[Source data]

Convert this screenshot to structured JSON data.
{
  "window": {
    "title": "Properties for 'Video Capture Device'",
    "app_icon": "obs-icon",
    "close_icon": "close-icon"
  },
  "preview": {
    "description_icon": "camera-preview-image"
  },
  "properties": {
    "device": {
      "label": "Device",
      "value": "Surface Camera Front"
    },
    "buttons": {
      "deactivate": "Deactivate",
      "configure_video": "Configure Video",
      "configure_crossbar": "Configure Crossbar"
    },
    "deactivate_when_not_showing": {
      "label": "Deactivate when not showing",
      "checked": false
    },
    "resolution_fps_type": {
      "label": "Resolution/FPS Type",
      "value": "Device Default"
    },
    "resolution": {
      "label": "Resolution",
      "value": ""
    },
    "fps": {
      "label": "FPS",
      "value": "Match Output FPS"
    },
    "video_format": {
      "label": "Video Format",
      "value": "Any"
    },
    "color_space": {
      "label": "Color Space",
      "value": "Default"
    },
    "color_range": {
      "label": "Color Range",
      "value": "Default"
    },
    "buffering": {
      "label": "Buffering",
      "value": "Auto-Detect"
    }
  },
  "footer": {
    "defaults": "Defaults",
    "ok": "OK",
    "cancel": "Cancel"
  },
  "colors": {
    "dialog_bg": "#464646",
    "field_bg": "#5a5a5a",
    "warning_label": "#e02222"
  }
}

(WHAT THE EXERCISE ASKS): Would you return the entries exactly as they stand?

(ANSWER TO THE PROBLEM):
Convert this screenshot to structured JSON data.
{
  "window": {
    "title": "Properties for 'Video Capture Device'",
    "app_icon": "obs-icon",
    "close_icon": "close-icon"
  },
  "preview": {
    "description_icon": "camera-preview-image"
  },
  "properties": {
    "device": {
      "label": "Device",
      "value": "Surface Camera Front"
    },
    "buttons": {
      "deactivate": "Deactivate",
      "configure_video": "Configure Video",
      "configure_crossbar": "Configure Crossbar"
    },
    "deactivate_when_not_showing": {
      "label": "Deactivate when not showing",
      "checked": false
    },
    "resolution_fps_type": {
      "label": "Resolution/FPS Type",
      "value": "Device Default"
    },
    "resolution": {
      "label": "Resolution",
      "value": ""
    },
    "fps": {
      "label": "FPS",
      "value": "Match Output FPS"
    },
    "video_format": {
      "label": "Video Format",
      "value": "Any"
    },
    "color_space": {
      "label": "Color Space",
      "value": "Default"
    },
    "color_range": {
      "label": "Color Range",
      "value": "Default"
    },
    "buffering": {
      "label": "Buffering",
      "value": "Auto-Detect"
    }
  },
  "footer": {
    "defaults": "Defaults",
    "ok": "OK",
    "cancel": "Cancel"
  },
  "colors": {
    "dialog_bg": "#464646",
    "field_bg": "#5a5a5a",
    "warning_label": "#e02222"
  }
}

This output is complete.